  20. Catania A, Rajora N, Capsoni F, Minonzio F, Star RA, Lipton JM: The neuropeptide α-MSH has specific receptors on neutrophils and reduces chemotaxis in vitro. Peptides 1996;17:675–679.

    External Resources

  21. Grabbe S, Bhardwaj RS, Mahnke K, Simon MM, Schwarz T Luger TA: α-Melanocyte-stimulating hormone induces hapten-specific tolerance in mice. J Immunol 1996;156:473–478.
  22. Manna SK, Aggarwal BB: α-Melanocyte-stimulating hormone inhibits the nuclear transcription factor NF-κB activation induced by various inflammatory agents. J Immunol 1998;161:2873–2880.
  23. Ichiyama T, Zhao H, Catania A, Furukawa S, Lipton JM: α-Melanocyte-stimulating hormone inhibits NF-κB activation and IκBα degradation in human glioma cells and in experimental brain inflammation. Exp Neurol 1999;157:359–365.
  24. Abdel-Malek ZA: Melanocortin receptors: Their functions and regulation by physiological agonists and antagonists. Cell Mol Life Sci 2001;58:434–441.
  25. Taherzadeh S, Sharma S, Chhajlani V, Gantz I, Rajora N, Demitri MT, Kelly L, Zhao H, Catania A, Lipton JM: α-MSH and its receptors in regulation of inflammatory tumor necrosis factor-α by human monocyte/macrophages. Am J Physiol 1999;276:R1289–R1294.
  26. van der Kraan M, Adan RA, Entwistle ML, Gispen WH, Burbach JP, Tatro JB: Expression of melanocortin-5 receptor in secretory epithelia supports a functional role in exocrine and endocrine glands. Endocrinology 1998;139:2348–2355.
  27. Chen W, Kelly MA, Opitz-Araya X, Thomas RE, Low MJ, Cone RD: Exocrine gland dysfunction in MC5-R-deficient mice: Evidence for coordinated regulation of exocrine gland function by melanocortin peptides. Cell 1997;91:789–798.
  28. Taylor AW, Namba K: In vitro induction of CD25+ CD4+ regulatory T cells by the neuropeptide α-melanocyte-stimulating hormone (α-MSH). Immunol Cell Biol 2001;79:358–367.
  29. Benjannet S, Rondeau N, Day R, Chrétien M, Seidah NG: PC1 and PC2 are pro-protein convertases capable of cleaving proopiomelanocortin at distinct pairs of basic residues. Proc Natl Acad Sci USA 1991;88:3564–3568.
  30. Taylor A, Streilen J, Cousins S: Identification of α-melanocyte stimulating hormone as a potential immunosuppressive factor in aqueous humor. Curr Eye Res 1992;1:1199–1206.
  31. Rajora N, Boccoli G, Catania A, Lipton JM: α-MSH modulates experimental inflammatory bowel disease. Peptides 1997;18:381–385.
  32. Oktar BK, Ercan F, Yegen BC, Alican I: The effect of α-melanocyte-stimulating hormone on colonic inflammation in the rat. Peptides 2000;21:1271–1277.

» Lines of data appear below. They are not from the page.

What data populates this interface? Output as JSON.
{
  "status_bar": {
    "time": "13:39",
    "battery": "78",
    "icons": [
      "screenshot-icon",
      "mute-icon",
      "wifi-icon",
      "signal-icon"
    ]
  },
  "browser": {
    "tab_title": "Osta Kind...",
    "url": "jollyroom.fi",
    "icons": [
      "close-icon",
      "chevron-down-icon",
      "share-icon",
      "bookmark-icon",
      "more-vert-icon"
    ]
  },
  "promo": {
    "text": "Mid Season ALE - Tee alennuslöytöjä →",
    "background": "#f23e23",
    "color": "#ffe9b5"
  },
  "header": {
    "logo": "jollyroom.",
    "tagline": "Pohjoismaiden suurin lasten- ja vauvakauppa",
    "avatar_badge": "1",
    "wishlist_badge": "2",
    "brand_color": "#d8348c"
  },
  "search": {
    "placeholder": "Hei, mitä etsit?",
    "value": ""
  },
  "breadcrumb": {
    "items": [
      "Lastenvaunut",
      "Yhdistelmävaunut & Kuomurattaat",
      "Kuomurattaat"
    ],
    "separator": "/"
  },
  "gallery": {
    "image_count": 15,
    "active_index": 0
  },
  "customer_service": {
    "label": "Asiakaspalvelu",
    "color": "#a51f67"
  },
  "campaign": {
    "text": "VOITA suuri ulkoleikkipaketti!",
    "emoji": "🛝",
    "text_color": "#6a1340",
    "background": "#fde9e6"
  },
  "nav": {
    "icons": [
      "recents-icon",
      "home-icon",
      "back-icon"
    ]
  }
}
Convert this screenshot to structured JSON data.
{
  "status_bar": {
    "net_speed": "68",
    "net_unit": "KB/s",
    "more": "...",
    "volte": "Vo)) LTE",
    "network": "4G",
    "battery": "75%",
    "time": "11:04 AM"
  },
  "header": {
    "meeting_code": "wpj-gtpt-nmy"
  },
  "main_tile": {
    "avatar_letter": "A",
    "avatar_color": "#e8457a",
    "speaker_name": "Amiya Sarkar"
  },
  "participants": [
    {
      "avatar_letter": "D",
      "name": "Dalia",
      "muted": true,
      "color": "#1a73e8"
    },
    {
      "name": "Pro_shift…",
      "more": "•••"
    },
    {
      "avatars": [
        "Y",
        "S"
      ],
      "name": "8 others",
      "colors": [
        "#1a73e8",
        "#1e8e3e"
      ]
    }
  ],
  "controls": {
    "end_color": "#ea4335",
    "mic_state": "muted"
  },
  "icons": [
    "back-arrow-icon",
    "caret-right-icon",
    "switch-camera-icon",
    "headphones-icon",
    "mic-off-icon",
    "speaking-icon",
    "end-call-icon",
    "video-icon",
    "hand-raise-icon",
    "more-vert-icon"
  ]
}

Pay-per-View Options
Direct payment This item at the regular price: USD 38.00
Payment from account With a Karger Pay-per-View account (down payment USD 150) you profit from a special rate for this and other single items.
This item at the discounted price: USD 26.50